How much you plant of each crop is a personal decision, one that should be based not only on how much each veggie plant produces, but more on what you like and what you intend to do with it.
I have read articles that tell a gardener how much to plant. A comment like “plant one eggplant for every family member that likes eggplant” does not look at whether you intend to freeze or dehydrate any, or just eat it fresh. In order to decide how much to plant, you need to look at why you are gardening.
If it’s to enjoy eating fresh produce during the season, you may want fewer amounts but more varieties. You would probably avoid the storage-type veggies, such as onions and winter squash, and instead look at summer squash and scallions. Heirlooms might be good for you because in most cases they do not produce as much, and many consider the flavor to be far superior. Also look for indeterminate tomatoes and pole beans, both of which produce less at once but over a longer period of time.
If you are gardening primarily to save money, the plan changes a bit. It depends on where you live of course. I garden in the Northeast, where short-season crops, like asparagus, and hard-to-transport items, like raspberries, are the most expensive. Look at what you are paying a lot for, and see if you can’t grow it yourself. Potatoes and onions are pretty cheap here, but broccoli and lettuce are steep. Go figure.
Are you planning to put food by? If you are, that changes again what you should grow. Here’s really where the size of your garden, your growing season, how you will store food, and especially what you like come in to play more specifically. Although these considerations are important to every gardener, when you are planning on storing food over a longer period of time, the calculations need to be more specific. Did you know that potatoes can give you a return of 6 to 8 lbs., or more, per pound planted? Winter squashes, sweet potatoes, onions, garlic, and potatoes are all crops that can be held fresh over the winter. With some help, so can cabbages, carrots, celery, leeks and brussel sprouts. And almost anything can be canned, frozen or dehydrated.
Once you know how you plan to use what you grow, it’s easy to find out how much a given plant will produce. There’s information like that on my website for most veggies.
Just keep in mind, plans change.
Gardening Jones is a master gardener in Pennsylvania.

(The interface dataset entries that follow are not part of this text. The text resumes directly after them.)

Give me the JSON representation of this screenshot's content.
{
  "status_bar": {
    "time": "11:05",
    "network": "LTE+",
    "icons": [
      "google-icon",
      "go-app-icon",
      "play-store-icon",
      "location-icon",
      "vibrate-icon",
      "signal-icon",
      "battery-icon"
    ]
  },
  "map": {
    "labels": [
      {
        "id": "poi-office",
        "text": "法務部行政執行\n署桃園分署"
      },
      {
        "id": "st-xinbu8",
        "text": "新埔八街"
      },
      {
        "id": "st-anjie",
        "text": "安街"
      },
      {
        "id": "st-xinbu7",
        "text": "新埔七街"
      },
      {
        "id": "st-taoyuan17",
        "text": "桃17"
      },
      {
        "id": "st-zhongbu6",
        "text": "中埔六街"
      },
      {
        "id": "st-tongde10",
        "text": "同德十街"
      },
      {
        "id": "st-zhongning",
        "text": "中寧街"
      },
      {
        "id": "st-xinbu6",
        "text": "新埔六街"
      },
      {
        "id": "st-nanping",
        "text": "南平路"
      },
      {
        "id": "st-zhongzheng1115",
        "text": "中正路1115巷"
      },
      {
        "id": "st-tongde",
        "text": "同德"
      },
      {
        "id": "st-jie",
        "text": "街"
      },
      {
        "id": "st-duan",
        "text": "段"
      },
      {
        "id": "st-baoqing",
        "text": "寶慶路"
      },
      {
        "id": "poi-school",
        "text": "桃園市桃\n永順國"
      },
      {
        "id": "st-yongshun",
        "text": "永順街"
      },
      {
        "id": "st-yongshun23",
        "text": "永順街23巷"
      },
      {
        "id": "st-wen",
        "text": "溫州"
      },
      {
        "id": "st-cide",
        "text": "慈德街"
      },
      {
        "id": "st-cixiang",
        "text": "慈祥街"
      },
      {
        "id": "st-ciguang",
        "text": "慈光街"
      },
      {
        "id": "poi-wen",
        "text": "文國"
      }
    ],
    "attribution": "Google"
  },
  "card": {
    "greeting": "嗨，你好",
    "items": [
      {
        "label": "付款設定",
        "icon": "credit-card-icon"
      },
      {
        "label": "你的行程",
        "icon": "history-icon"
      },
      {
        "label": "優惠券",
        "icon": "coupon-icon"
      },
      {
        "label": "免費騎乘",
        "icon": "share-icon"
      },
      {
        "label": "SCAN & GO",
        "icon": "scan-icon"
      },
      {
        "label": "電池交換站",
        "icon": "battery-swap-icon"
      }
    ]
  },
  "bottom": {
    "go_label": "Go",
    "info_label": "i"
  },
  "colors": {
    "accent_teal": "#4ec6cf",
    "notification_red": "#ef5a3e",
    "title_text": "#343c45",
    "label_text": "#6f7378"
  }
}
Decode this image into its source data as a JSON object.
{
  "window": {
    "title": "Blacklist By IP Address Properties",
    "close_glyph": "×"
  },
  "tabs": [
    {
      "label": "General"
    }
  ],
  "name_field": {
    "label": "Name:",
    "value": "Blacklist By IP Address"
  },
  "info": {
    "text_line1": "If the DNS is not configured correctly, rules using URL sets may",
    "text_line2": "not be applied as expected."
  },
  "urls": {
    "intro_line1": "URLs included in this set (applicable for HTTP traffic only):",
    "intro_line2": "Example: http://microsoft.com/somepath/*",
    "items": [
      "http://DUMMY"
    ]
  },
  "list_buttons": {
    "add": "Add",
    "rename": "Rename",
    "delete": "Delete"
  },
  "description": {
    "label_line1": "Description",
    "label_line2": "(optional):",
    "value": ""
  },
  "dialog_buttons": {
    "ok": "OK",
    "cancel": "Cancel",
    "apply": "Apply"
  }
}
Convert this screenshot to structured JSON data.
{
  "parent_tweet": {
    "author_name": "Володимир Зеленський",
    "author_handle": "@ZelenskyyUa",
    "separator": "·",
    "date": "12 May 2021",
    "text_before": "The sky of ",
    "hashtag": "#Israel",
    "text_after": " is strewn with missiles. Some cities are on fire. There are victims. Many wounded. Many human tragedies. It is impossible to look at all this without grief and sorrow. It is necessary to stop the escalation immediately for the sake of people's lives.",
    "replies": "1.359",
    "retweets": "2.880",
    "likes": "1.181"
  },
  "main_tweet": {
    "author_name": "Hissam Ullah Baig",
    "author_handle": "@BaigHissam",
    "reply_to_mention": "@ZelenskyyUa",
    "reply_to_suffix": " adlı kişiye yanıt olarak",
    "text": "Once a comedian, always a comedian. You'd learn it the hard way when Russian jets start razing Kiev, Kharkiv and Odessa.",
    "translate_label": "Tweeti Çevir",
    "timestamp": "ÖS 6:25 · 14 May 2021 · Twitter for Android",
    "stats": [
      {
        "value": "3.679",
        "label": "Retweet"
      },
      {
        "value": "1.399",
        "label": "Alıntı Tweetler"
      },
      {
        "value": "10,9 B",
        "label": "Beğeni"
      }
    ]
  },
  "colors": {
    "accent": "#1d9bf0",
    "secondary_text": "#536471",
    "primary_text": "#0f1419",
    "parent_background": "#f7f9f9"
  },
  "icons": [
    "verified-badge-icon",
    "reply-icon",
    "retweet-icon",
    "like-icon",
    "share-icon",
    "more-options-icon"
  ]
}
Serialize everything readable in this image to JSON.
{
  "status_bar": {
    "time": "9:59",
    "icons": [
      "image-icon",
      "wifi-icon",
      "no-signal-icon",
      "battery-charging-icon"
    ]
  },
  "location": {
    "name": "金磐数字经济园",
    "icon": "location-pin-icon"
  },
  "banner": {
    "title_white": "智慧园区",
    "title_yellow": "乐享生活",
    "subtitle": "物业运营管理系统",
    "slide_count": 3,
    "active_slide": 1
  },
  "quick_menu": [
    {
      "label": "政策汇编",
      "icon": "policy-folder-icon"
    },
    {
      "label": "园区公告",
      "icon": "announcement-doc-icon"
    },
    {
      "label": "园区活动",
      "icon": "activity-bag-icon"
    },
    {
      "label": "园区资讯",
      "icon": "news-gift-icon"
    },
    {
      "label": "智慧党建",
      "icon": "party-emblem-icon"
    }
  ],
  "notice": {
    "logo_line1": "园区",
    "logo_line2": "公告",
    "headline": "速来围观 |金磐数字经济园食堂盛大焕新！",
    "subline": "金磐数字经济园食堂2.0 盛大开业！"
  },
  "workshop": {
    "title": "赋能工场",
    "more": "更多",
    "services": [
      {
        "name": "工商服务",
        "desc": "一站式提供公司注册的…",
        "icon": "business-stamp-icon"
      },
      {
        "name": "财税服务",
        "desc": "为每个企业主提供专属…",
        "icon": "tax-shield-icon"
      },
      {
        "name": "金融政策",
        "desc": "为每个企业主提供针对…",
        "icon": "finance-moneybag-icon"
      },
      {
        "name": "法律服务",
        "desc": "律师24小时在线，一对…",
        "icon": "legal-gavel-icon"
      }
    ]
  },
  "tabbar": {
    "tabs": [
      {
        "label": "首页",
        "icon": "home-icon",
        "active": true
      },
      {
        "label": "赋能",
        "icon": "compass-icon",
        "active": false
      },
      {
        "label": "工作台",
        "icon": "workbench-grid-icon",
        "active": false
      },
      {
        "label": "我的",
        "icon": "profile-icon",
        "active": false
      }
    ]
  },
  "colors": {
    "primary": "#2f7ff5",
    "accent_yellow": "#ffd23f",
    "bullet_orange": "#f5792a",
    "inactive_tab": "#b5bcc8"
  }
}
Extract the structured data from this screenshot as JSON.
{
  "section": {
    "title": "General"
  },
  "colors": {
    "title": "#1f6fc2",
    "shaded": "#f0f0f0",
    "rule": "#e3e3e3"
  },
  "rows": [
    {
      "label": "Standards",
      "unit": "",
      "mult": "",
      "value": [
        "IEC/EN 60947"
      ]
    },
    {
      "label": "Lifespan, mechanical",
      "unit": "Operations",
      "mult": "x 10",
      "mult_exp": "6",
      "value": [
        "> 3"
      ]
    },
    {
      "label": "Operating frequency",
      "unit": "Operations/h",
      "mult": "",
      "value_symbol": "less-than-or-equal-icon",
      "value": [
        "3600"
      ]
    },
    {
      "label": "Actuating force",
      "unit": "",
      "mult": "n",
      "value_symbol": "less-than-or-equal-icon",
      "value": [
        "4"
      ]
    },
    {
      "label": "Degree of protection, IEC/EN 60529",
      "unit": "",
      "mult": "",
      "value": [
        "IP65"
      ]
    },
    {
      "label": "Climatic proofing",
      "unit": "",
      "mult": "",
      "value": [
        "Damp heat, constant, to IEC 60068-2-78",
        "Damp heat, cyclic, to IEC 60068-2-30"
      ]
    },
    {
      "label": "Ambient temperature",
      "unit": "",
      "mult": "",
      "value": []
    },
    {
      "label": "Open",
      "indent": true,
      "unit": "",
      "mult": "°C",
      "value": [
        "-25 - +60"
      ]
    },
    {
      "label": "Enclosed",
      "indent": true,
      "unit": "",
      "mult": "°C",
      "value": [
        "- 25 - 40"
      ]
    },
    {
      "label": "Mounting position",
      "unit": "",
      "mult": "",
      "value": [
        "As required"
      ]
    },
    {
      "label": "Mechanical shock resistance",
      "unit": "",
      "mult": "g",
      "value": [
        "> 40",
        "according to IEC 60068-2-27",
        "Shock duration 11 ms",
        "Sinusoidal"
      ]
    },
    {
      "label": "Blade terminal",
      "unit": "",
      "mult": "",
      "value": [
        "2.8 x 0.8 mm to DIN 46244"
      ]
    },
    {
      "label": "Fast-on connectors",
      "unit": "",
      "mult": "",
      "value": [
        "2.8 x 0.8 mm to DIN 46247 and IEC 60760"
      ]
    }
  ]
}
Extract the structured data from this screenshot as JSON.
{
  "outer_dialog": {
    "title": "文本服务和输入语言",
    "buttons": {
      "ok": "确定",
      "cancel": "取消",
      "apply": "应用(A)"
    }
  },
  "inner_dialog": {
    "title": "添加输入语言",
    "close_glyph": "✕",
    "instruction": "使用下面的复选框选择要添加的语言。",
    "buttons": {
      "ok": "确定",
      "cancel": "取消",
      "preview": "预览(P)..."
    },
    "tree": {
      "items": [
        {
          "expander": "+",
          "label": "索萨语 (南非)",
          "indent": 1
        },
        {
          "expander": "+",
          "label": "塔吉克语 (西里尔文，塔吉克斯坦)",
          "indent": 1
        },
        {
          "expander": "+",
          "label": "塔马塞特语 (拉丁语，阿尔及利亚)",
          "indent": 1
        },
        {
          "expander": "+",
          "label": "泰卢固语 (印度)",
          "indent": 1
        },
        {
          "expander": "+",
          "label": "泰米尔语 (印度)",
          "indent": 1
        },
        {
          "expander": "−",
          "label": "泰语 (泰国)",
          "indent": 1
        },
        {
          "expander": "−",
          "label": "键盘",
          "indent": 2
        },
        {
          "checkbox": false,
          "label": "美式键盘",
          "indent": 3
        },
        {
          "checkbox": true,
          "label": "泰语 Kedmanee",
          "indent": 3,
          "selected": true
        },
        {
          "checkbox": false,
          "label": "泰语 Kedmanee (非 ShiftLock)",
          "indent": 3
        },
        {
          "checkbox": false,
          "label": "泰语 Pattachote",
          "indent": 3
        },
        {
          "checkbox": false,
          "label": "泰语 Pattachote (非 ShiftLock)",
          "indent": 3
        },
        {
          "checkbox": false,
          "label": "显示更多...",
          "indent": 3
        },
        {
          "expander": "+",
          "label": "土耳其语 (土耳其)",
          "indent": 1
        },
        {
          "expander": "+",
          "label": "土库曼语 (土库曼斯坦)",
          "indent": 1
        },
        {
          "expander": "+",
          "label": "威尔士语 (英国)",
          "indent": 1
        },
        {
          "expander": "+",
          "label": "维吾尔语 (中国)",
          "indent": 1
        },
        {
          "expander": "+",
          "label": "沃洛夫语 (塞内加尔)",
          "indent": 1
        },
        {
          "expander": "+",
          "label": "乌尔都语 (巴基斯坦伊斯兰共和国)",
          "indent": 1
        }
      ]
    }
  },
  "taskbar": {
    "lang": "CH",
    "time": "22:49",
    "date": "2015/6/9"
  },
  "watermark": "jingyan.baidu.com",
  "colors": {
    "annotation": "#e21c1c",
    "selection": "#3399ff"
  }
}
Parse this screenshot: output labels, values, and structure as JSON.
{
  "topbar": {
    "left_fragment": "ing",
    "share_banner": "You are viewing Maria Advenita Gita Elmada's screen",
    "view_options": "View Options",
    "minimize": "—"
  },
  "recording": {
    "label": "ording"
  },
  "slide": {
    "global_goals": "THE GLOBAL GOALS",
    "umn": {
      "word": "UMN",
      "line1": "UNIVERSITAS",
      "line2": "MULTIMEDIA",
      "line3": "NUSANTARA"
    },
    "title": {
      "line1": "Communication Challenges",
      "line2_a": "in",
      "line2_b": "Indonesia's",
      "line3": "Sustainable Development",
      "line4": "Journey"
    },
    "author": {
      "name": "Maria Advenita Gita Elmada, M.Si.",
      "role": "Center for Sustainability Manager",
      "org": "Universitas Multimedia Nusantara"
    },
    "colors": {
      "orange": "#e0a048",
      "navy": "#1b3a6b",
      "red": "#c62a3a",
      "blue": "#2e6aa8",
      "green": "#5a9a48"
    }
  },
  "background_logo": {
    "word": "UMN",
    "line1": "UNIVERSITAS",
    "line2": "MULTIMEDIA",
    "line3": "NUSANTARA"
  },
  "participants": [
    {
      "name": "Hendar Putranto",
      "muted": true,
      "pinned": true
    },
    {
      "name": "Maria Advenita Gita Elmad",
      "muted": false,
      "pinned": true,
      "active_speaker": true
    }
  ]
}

Learn more at gardeningjones.com/blog.
Find ways to make the most of your vegetable-gardening space with How to Grow More Vegetables by John Jeavons.
Increase your yield and decrease your pest and disease problems with the companion-planting strategies outlined in the classic, must-read Carrots Love Tomatoes by Louise Riotte.
Grow more in less space with Mel Bartholomew’s All New Square Foot Gardening.